DUBAI (Reuters) – Iran has said it would continue missile tests to build up its defences and denied this was in breach of UN resolutions following US allegations that Tehran had tested a new missile capable of carrying multiple warheads.
US Secretary of State Mike Pompeo has condemned what he called Iran’s testing of a medium-range ballistic missile in violation of the 2015 international agreement on the Iranian nuclear programme, from which Washington has withdrawn.
“Missile tests … are carried out for defence and the country’s deterrence, and we will continue this,” Brigadier- General Abolfazl Shekarchi, spokesman for Iran’s armed forces, was quoted as saying by the semi-official Tasnim news agency.
“We will continue to both develop and test missiles. This is outside the framework of (nuclear) negotiations and part of our national security, for which we will not ask any country’s permission,” Mr Shekarchi said.
Iranian Foreign Ministry spokesman Bahram Qasemi also said Iranian missiles were purely defensive and added: “There is no Security Council resolution prohibiting missile programme and missile tests by Iran.”
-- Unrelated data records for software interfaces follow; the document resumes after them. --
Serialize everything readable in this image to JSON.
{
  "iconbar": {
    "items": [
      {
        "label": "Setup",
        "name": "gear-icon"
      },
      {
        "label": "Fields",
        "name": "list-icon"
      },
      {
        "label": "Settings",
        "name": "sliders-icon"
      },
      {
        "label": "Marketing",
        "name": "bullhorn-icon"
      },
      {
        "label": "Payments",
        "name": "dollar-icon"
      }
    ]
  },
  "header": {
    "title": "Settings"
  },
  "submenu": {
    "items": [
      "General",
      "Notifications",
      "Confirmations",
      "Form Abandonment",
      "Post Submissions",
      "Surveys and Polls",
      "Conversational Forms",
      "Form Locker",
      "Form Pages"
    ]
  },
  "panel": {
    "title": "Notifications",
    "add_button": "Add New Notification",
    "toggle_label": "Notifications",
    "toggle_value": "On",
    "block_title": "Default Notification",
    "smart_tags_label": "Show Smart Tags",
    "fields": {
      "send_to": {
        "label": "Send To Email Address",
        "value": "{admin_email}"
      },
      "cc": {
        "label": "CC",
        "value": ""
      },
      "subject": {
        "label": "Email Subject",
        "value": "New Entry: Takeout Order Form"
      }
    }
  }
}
Meanwhile, Iranian Foreign Minister Mohammad Javad Zarif, taking a shot at the US, tweeted: “While (the United States) itself violates (UN Security Council resolution) 2231 – and even threatens to punish those who don’t wish to violate it in abiding with illegal US sanctions – it now falsely accuses Iran of violating the very same resolution.”